Walk around any marina or enclosed harbour area these days, and it’s very likely that you’ll see a lot of floating debris which has blown in, or drifted in on tides from the sea or adjacent rivers. Nobody likes to see that, and for marina / harbour management it’s something that is bad for business, and for their credibility as an environmentally responsible organisation. Manually clearing up the mess is possible with drag nets, but its a labour intensive and soul-destroying task, a bit like picking up sweet wrappers in a windy street… never ending, laborious and frustrating!
The Jellyfishbot by IADYS

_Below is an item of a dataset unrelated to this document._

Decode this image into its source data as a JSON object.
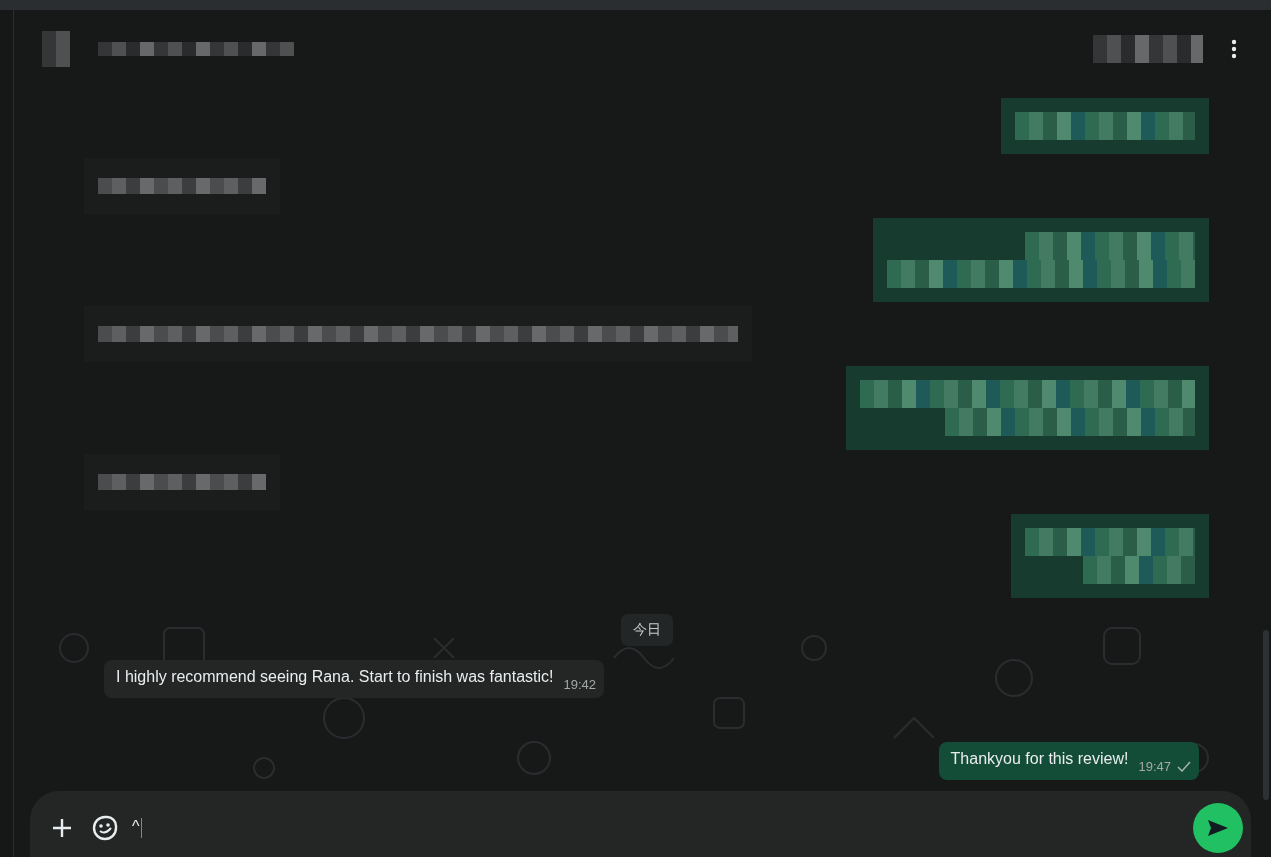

Proving that creativity and entrepreneurism is alive and thriving in France when it comes to sustainable innovation, this invention comes from an organisation called Interactive Autonomous DYnamic Systems (IADYS) based in Aubagne, near the major port of Marseille.
Nicolas Carlesi founded the company in 2016 having been a PhD student in robotics and artificial intelligence. He said, “after pursuing my hobbies of sailing and scuba diving along the Mediterranean coasts for many years, and being struck by the levels of pollution in the sea, I decided in my early thirties, that it was time to use my robotics training and create an automated solution for cleaning up enclosed water spaces.”
“The remotely controlled Jellyfishbot can squeeze into tight spaces, runs for up to 8 hours on its internal batteries, is more efficient, considerably faster, and less tiring than employing nets handled by port employees,” Carlesi confirms.